While Highcliff Castle is undoubtedly an excellent place to visit for its unique architecture and beautiful grounds, there is so much happening through the year that you’ll want to return time and time again! Events and exhibitions are regularly held in the castle and its grounds, while the onsite shop and tearooms will ensure that you have everything you need for a memorable visit. Rooms and grounds are also available for hire for private functions and even weddings, making Highcliff Castle the perfect venue for both magical family occasions and holiday excursions. 

If you would like to learn more about the history of Highcliffe Castle, or its events throughout the year be sure to check out the official website

Picking up a muddy ammonite fossil

The Jurassic Coast

Dorset is famed for its Jurassic Coastline, which has been the site of several revolutionary fossil discoveries over the years. One of the great joys of holidaying on the Dorset coastline is the chance to go fossil hunting to uncover your very own historical treasure. 

One of the great things about fossil hunting is that the best time to venture out is actually during the winter months. This makes fossil hunting a wonderful pastime to enjoy during the off-season, as the beaches will typically be less busy and the erosion of the coast caused by winter weather can reveal previously hidden fossils. 

Beginners looking to try their hand at fossil hunting should consider any on the local beaches between Charmouth and Lyme Regis as both safe and relatively abundant hunting grounds. You won’t need a lot of equipment aside from a keen pair of eyes to discover examples of fossils on the beach, as terrific examples can often simply be found lying amongst the stones and pebbles on the sand.
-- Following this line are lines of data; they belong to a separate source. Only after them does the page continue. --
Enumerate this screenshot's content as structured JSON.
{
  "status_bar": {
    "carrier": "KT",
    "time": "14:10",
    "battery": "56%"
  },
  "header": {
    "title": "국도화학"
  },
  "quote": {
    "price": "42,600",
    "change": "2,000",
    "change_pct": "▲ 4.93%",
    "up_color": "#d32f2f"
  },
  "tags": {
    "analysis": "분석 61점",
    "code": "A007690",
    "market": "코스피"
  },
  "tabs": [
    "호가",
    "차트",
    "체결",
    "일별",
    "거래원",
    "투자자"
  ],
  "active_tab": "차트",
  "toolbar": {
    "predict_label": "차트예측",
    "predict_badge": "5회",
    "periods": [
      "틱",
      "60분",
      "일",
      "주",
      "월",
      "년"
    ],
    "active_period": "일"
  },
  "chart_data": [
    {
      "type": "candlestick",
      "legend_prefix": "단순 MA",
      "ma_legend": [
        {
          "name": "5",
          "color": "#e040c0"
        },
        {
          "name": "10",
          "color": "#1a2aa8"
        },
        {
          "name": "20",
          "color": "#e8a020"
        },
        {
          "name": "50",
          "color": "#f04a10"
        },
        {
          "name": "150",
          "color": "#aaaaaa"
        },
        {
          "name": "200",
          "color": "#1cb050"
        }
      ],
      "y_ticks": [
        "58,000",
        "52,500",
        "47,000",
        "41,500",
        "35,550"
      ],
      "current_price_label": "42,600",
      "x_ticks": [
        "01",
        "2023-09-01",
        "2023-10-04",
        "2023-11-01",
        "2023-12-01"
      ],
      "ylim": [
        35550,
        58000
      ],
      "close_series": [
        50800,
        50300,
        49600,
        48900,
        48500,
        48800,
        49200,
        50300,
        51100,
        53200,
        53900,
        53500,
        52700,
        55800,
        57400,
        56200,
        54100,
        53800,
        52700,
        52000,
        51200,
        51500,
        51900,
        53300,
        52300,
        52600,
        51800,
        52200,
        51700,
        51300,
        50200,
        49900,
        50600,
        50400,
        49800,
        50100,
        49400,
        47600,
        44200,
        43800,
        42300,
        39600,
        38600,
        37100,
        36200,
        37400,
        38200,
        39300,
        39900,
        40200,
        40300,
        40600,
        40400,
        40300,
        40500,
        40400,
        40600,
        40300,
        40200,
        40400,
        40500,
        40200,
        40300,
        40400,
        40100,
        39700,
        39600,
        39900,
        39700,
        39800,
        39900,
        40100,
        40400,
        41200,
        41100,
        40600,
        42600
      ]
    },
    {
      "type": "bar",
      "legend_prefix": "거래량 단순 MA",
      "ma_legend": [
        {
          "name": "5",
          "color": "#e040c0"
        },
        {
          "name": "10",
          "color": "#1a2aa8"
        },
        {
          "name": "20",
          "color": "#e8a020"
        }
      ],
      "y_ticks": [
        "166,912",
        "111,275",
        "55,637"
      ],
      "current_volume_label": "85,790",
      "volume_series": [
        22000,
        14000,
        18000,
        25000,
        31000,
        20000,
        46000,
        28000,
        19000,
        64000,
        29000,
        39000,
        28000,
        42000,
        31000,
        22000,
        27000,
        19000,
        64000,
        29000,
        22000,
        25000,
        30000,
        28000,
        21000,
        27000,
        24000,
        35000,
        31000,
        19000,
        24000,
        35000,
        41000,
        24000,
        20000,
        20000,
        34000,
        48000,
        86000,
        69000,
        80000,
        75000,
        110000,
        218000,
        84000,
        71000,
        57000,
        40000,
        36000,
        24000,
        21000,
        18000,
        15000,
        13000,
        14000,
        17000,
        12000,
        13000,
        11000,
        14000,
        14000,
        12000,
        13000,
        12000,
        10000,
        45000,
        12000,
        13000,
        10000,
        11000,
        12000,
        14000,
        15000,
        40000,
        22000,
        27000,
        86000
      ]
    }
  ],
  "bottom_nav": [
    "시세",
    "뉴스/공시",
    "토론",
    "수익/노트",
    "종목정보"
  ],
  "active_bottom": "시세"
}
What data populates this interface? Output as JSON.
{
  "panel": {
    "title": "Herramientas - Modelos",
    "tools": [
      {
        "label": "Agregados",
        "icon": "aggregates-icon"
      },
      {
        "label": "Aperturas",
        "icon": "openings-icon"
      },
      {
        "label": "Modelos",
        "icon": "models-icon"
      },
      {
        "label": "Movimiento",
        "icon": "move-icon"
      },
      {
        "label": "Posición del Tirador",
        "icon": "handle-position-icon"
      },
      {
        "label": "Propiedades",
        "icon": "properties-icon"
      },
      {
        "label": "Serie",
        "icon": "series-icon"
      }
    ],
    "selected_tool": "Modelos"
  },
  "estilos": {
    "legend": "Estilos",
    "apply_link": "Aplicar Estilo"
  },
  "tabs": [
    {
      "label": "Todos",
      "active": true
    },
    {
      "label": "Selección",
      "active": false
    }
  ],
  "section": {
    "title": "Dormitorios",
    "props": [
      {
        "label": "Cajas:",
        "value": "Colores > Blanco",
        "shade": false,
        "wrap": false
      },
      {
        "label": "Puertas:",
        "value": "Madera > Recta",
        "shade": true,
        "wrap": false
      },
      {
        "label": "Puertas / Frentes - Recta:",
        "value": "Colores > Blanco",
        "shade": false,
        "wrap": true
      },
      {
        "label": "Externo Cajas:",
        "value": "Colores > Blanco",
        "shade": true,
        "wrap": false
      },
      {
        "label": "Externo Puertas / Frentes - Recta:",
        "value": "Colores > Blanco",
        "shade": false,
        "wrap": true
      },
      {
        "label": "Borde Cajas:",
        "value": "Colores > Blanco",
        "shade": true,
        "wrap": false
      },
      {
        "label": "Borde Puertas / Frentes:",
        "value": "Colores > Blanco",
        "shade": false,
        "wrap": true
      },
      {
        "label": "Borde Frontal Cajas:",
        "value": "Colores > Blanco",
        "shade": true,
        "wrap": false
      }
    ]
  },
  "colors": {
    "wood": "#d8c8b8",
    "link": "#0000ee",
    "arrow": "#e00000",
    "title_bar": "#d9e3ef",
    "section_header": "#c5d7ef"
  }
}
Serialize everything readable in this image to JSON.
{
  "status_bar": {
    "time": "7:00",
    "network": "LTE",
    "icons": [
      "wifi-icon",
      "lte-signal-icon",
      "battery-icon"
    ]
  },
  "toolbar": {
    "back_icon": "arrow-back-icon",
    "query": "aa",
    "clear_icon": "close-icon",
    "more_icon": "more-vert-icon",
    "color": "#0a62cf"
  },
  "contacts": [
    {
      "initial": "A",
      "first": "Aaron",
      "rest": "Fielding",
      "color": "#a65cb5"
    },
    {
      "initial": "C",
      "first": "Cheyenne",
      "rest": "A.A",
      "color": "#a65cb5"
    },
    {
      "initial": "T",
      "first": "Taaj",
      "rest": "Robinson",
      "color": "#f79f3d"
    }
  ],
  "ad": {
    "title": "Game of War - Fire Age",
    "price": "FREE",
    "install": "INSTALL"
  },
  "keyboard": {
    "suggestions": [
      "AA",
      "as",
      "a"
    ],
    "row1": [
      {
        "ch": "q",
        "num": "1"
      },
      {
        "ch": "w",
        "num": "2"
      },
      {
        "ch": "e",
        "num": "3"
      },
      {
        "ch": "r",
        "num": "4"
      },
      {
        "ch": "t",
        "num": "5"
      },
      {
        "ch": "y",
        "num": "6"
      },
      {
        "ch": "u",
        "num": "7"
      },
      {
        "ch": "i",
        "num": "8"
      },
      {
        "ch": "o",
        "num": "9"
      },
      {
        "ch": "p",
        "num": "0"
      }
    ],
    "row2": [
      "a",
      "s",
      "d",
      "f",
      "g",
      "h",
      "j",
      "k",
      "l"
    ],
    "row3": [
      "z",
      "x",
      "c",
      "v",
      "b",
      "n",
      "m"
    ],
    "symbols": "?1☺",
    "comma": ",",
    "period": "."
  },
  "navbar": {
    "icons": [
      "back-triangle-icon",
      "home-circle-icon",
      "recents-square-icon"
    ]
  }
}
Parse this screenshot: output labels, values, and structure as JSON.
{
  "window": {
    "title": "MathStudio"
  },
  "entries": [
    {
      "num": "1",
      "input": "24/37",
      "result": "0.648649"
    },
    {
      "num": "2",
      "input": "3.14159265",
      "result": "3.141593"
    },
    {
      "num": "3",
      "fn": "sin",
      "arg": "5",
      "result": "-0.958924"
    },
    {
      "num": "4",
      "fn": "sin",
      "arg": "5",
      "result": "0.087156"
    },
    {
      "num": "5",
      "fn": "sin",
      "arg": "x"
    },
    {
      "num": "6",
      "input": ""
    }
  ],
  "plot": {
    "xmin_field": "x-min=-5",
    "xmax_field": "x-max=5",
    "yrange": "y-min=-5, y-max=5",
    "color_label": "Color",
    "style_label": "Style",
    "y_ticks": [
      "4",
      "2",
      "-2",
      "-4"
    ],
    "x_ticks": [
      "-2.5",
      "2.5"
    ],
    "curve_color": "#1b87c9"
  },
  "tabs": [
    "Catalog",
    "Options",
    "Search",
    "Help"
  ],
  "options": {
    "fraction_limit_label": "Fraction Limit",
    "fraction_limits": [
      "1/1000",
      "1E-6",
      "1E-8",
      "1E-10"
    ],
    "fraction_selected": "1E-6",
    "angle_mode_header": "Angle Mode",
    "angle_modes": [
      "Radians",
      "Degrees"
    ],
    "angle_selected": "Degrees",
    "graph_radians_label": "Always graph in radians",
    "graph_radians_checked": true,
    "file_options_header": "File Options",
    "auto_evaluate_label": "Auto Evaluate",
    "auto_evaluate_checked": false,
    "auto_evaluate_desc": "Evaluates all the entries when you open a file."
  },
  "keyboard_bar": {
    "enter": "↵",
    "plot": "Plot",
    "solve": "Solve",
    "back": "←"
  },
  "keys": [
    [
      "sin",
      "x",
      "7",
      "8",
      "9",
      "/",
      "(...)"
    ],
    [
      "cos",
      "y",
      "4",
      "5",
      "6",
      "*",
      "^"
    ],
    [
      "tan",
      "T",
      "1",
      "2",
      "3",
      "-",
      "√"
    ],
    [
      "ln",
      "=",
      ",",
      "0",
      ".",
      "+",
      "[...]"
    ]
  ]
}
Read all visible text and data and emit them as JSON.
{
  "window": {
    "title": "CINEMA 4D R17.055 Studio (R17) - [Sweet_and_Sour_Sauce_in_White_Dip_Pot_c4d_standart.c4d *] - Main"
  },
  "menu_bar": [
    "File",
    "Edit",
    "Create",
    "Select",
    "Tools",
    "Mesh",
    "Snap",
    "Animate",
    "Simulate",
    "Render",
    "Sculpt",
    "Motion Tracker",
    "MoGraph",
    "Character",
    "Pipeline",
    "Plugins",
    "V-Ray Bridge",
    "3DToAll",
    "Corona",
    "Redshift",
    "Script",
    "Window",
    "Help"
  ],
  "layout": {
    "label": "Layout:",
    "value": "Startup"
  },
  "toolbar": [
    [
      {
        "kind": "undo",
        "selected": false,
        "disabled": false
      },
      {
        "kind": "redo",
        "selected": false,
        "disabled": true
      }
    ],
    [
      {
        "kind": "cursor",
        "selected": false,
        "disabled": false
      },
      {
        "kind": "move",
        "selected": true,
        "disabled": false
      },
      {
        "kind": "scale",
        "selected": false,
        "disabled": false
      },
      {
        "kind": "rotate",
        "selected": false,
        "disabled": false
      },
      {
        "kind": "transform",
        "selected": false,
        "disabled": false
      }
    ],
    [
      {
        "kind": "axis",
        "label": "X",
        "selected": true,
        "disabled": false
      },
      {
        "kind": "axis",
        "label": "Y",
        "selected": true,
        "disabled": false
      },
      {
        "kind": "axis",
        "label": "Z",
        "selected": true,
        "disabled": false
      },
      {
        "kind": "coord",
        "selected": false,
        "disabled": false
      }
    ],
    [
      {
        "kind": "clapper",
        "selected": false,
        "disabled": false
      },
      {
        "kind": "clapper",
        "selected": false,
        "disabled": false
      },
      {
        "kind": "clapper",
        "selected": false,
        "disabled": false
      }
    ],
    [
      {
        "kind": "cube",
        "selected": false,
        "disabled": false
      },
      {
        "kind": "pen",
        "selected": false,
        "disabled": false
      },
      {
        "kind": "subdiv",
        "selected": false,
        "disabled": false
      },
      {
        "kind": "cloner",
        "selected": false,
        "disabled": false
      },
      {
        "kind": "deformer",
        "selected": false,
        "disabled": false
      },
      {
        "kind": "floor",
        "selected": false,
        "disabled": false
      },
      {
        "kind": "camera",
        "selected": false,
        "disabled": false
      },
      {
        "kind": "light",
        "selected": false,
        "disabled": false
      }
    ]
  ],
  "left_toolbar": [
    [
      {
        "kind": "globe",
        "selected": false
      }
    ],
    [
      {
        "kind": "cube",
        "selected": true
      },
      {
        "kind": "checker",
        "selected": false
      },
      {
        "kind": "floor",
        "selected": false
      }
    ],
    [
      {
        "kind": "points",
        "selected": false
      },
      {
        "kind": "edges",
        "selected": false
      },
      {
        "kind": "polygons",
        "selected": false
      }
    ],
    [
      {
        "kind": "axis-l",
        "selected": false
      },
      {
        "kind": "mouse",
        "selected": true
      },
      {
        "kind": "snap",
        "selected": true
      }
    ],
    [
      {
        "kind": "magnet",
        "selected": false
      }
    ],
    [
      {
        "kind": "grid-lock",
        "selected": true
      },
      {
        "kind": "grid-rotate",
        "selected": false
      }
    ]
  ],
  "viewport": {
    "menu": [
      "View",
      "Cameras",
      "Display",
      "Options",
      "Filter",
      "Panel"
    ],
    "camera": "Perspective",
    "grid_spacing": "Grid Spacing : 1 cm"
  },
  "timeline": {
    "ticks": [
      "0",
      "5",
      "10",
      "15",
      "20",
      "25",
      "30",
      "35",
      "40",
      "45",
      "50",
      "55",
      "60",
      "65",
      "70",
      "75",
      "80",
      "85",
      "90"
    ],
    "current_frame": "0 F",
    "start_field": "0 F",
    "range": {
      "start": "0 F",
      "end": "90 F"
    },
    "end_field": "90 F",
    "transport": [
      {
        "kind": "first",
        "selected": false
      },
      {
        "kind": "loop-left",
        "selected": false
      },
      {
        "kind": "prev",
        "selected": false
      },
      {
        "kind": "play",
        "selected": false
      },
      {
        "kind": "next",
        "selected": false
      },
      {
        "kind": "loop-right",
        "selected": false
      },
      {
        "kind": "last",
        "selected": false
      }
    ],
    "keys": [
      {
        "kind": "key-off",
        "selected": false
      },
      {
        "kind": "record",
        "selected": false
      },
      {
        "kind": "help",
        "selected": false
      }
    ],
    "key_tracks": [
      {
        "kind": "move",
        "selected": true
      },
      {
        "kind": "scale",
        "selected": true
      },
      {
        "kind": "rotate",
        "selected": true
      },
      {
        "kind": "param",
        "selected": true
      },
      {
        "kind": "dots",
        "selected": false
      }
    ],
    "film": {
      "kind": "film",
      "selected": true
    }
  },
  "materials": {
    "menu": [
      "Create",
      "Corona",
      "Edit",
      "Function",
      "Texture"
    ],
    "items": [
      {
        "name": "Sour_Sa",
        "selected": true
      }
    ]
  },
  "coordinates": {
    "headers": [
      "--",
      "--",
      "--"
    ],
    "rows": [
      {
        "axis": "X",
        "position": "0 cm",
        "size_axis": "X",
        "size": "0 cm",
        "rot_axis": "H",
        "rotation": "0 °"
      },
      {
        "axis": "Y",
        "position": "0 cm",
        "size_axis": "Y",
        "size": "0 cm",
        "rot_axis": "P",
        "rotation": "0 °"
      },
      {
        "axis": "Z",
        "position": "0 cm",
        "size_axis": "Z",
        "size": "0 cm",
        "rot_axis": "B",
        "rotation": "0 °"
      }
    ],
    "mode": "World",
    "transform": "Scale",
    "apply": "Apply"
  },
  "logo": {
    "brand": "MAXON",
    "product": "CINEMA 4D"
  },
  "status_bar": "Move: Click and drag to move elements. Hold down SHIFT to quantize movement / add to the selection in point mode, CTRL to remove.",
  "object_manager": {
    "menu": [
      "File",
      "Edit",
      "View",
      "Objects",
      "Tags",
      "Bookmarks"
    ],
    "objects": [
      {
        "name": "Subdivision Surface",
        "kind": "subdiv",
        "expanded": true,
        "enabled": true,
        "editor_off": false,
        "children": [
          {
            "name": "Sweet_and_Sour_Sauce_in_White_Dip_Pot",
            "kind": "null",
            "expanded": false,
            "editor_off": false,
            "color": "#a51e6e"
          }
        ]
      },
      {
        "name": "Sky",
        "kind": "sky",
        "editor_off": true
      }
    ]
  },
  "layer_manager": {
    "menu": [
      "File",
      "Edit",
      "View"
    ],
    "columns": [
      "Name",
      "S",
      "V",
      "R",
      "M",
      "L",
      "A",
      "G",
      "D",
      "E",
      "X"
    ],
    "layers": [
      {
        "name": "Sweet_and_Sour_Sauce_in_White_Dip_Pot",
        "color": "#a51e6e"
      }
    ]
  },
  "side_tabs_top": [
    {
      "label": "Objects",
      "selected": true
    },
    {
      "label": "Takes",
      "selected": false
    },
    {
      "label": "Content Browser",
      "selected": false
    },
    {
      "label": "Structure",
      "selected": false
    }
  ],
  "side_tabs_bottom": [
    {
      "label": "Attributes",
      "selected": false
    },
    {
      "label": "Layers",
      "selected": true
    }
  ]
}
Do keep in mind that if you are fossil hunting during the winter to make sure that you have some good quality footwear and wrap up warm!

Even though fossil hunting can be an exciting and rewarding pastime, it is unlikely that you’ll stumble across a complete dinosaur skeleton (although if you do - we’d love to hear from you!). Fortunately, The Etches Collection in Kimmeridge is a stunning museum of marine life from the Jurassic period, which delivers an immersive look at the natural world and a fantastic opportunity to imagine how the fossilised creatures on display might have lived millions of years ago.